Base on pure top engine matches, Anand’s result was solid, but nothing special. However when looking at it with the Centipawn Analysis we get a very different impression:
It tells us that Vishy’s play was near flawless and his average error rate was exceptionally low. What is the Weighted Error Value compared to the Centipawn Analysis seen in the image above? ChessBase has an algorithm that highlights moves of greater value, and moves of lower value. Suppose there was a sequence of forced recaptures. These might be played ‘flawlessly’, but they were not really representative of a higher standard of play. In the Weighted Error Value those moves are ignored. There are other factors, but the point is the Weighted Error Value takes other things into consideration when giving its final verdict.
One of the biggest values is that it is effective at evaluating a game that was lost via ten moves yielding 0.15 centipawns, accumulating to a total of -1.50, or nine perfect moves and one blunder costing 1.50. The centipawn analysis will give the same error rate in the end, since losing one way or the other makes little difference in the end, but it will bring up this breakdown at the summary at the end all the same.
So how good is 0.04? It that really ‘exceptionally low’ as I stated?
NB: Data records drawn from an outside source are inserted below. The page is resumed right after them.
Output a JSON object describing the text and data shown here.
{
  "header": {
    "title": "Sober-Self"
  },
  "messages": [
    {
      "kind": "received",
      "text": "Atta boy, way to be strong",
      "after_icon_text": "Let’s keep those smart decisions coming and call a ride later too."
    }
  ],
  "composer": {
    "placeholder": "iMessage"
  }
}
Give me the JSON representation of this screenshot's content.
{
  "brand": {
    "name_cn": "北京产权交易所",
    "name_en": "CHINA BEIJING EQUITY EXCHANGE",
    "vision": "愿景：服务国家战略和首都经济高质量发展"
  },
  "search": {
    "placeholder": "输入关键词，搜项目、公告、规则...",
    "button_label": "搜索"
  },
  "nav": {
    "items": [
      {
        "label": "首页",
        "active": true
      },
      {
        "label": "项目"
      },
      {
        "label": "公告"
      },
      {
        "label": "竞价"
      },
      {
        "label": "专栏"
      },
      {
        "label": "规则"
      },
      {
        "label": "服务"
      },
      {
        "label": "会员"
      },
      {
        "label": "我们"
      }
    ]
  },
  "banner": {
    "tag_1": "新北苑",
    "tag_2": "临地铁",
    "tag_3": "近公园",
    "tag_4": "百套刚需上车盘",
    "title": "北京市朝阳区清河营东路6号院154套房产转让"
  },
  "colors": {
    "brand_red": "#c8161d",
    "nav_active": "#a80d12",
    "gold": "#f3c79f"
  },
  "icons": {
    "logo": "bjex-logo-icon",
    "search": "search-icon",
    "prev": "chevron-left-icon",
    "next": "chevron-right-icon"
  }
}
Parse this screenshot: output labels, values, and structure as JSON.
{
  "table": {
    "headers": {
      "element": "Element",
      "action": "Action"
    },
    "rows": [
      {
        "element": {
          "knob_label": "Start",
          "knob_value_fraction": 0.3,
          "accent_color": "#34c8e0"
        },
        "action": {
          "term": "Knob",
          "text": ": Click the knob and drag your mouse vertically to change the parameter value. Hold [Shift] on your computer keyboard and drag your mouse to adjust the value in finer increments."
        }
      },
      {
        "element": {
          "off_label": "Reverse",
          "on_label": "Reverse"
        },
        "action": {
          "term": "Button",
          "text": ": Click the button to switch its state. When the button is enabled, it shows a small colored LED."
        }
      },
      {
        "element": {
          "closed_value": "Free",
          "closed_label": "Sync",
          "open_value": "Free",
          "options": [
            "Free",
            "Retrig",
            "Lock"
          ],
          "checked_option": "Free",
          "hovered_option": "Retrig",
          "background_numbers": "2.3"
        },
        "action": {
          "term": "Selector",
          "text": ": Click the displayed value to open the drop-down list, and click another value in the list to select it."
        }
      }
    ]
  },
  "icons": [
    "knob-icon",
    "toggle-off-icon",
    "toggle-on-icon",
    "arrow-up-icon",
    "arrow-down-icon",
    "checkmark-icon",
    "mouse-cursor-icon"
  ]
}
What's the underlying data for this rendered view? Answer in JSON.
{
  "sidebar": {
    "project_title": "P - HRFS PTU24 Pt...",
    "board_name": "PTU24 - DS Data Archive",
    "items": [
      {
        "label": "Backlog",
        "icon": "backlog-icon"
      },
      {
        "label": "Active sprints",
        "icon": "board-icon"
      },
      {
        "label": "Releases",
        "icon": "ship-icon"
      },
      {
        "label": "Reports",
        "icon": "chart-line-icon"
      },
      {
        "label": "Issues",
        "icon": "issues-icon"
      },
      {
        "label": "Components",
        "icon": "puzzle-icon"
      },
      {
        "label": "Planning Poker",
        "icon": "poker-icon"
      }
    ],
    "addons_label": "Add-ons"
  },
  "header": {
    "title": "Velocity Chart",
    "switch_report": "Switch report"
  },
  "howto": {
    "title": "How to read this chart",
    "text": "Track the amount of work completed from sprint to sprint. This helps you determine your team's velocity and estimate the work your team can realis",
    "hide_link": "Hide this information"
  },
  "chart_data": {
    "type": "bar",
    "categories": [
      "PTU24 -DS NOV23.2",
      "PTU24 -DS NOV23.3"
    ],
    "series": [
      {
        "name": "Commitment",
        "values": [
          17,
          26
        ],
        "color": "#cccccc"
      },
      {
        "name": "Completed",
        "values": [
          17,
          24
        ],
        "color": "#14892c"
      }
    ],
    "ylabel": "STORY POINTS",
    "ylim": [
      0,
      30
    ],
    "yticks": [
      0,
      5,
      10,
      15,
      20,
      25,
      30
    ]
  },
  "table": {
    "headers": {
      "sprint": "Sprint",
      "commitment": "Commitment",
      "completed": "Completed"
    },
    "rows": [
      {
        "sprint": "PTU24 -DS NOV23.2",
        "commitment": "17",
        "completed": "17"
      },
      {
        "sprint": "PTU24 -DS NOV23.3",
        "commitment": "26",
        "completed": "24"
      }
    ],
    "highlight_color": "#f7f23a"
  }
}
To put that in perspective, an elite grandmaster tournament is usually won with a tournament average error rate in the 0.12-0.14 range. How do I know this?
Analyzing a player or a tournament
ChessBase allows to do more than just find the report of a single game, it allows you to run a batch of such analyses on a group of games and tell you the average performance of everyone. Let’s imagine we want to analyze the complete Sinquefield Cup recently finished and see how the players did overall.
First we open up a list of all the games of the tournament, then highlight the same you want analyzed.
Now go to the Analysis tab and click on Centipawn Analysis. Although it will give a full report in each and every game, it will do more than that.
It will provide you with a full summary on the run, as well as charts depicting their relative centipawn error rate performance compared to their Elo performance.
But if you want to be able to work with the data you need not content yourself with this. In the folder where the actual database is located, an Excel spreadsheet will be located with detailed breakdowns.
Important: Be warned it will create the Excel file named after the database you did the analysis on, so if you were to run the centipawn analysis on a subset of games of Mega 2022 for example, then each time you ran the centipawn analysis, it would overwrite the previous Excel file with the same name.
Fat Fritz 2.0 is the successor to the revolutionary Fat Fritz, which was based on the famous AlphaZero algorithms. This new version takes chess analysis to the next level and is a must for players of all skill levels.
Centipawn is a fascinating atemporal way of testing the pure quality of play based on engine analysis, and can be used to test a game, even yours, to see how you are doing. As always, be careful about trying to reach verdicts on single examples, since even I have short wins that enjoy a score below 0.10, whilst fully aware I could never maintain that as an average.